--- Task directions ---
Determine how many lines in the records that follow hold the string "name". Only that number should be returned.
Start of Records provided
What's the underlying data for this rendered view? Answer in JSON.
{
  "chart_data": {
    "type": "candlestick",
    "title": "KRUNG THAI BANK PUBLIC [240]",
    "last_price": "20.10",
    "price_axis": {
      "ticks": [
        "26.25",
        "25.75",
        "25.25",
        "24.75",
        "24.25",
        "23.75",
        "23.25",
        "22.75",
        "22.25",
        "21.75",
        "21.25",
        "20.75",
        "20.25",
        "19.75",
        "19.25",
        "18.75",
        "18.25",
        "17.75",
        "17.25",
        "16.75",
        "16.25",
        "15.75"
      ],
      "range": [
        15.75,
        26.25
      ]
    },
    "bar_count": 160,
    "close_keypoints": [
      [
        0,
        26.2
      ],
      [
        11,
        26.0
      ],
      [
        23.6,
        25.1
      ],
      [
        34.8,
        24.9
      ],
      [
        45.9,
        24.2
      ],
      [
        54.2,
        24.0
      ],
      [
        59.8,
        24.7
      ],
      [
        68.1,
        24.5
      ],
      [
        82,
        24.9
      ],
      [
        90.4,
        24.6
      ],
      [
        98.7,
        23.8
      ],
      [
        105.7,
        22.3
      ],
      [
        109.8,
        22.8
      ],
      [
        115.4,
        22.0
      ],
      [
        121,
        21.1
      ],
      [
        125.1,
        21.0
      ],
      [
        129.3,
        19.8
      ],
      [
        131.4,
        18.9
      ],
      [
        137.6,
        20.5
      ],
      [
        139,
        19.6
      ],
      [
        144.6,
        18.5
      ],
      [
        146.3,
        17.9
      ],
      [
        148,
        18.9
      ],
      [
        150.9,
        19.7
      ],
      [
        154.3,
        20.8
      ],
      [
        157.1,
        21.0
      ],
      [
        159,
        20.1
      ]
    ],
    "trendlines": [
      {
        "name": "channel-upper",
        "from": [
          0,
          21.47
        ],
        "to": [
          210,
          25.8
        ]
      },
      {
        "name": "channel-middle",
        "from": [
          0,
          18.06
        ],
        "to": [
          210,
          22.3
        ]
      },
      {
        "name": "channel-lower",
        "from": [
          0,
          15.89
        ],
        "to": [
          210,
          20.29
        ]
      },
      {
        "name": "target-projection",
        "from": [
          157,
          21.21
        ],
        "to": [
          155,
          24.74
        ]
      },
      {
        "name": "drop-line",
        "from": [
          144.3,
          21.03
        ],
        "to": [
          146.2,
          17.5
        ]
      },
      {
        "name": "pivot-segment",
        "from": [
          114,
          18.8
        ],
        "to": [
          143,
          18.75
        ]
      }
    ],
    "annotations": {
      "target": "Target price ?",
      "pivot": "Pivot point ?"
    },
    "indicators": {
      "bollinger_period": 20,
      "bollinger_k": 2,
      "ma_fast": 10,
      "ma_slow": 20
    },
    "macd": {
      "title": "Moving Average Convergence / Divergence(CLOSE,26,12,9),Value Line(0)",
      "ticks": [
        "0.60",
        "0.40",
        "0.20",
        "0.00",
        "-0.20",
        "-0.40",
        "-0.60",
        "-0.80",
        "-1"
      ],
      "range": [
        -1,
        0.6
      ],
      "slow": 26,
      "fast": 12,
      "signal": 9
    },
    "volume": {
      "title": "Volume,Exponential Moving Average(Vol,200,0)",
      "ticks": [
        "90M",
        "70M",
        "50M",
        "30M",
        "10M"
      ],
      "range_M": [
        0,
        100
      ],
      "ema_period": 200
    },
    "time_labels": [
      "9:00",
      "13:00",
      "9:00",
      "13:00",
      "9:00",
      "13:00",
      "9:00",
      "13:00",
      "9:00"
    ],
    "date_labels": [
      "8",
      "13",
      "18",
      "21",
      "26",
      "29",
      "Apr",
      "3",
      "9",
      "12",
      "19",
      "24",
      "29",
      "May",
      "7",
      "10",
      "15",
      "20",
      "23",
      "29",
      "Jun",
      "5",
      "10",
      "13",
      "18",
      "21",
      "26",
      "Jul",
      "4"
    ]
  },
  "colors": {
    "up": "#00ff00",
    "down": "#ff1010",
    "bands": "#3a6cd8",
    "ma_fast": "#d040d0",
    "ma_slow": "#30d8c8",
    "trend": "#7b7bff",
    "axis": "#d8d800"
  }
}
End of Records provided
--- Response for this exercise ---
6